For all pesticides, the EPA conducts an extensive risk assessment and uses that information to set up a detailed set of restrictions designed to prevent the existence of any residues of concern to consumers by the time the crop is harvested. The details of this system are discussed in another post titled, Do I Need to be Concerned about Pesticide Residues on and in My Food?

The moral of this story: Just like electricity, pesticides can be used in a way that meets our need for clean, productive farming while giving us a comfortable and functional level of safety.

A version of this article originally appeared on the GLP on Dec. 15, 2016.

This article originally appeared on the Putting Pesticides in Perspective blog under the title “How Can Pesticides Be Safe?” and has been republished with permission from the author. 

Steve Savage is an agricultural scientist and consultant whose previous employers include Colorado State University and DuPont. Follow him on his blog, Applied Mythology, or Twitter @grapedoc

 

The GLP featured this article to reflect the diversity of news, opinion and analysis. The viewpoint is the author’s own. The GLP’s goal is to stimulate constructive discourse on challenging science issues.

Outbreak
Outbreak Daily Digest
Biotech Facts & Fallacies
Talking Biotech
Genetics Unzipped
a a b b a f ac a

Video: Death by COVID: The projected grim toll in historical context

The latest statistics, as of July 10, show COVID-19-related deaths in U.S. are just under 1,000 per day nationally, which is ...
mag insects image superjumbo v

Disaster interrupted: Which farming system better preserves insect populations: Organic or conventional?

A three-year run of fragmentary Armageddon-like studies had primed the journalism pumps and settled the media framing about the future ...
dead bee desolate city

Are we facing an ‘Insect Apocalypse’ caused by ‘intensive, industrial’ farming and agricultural chemicals? The media say yes; Science says ‘no’

The media call it the “Insect Apocalypse”. In the past three years, the phrase has become an accepted truth of ...
types of oak trees

Infographic: Power of evolution? How oak trees came to dominate North American forests

Over the course of some 56 million years, oaks, which all belong to the genus Quercus, evolved from a single undifferentiated ...
biotechnology worker x

Can GMOs rescue threatened plants and crops?

Some scientists and ecologists argue that humans are in the midst of an "extinction crisis" — the sixth wave of ...
food globe x

Are GMOs necessary to feed the world?

Experts estimate that agricultural production needs to roughly double in the coming decades. How can that be achieved? ...
eating gmo corn on the cob x

Are GMOs safe?

In 2015, 15 scientists and activists issued a statement, "No Scientific consensus on GMO safety," in the journal Environmental Sciences ...
Screen Shot at PM

Charles Benbrook: Agricultural economist and consultant for the organic industry and anti-biotechnology advocacy groups

Independent scientists rip Benbrook's co-authored commentary in New England Journal calling for reassessment of dangers of all GMO crops and herbicides ...
Screen Shot at PM

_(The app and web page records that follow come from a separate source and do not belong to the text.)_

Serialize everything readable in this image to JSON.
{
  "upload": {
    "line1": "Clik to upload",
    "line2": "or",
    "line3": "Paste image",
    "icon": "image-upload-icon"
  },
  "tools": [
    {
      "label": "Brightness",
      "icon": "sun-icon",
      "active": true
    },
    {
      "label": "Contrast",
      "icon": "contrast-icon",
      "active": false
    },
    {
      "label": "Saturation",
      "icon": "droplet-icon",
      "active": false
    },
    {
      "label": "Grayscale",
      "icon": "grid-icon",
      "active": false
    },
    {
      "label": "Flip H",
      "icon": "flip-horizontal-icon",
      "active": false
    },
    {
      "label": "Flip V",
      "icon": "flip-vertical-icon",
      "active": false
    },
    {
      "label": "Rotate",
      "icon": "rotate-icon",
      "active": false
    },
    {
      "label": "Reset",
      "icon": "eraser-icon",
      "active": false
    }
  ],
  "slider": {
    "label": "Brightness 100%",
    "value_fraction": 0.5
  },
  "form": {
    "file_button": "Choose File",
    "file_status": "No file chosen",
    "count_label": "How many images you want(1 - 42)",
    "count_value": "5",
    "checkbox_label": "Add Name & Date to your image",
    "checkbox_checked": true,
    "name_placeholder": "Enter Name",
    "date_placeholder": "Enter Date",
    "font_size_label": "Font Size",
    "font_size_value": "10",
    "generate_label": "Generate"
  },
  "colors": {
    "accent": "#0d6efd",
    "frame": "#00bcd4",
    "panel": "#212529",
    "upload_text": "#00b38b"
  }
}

ETC Group: ‘Extreme’ biotechnology critic campaigns against synthetic biology and other forms of ‘extreme genetic engineering’

The ETC Group is an international environmental non-governmental organization (NGO) based in Canada whose stated purpose is to monitor "the impact of emerging technologies and ...
Share via
News on human & agricultural genetics and biotechnology delivered to your inbox.
Optional. Mail on special occasions.
Send this to a friend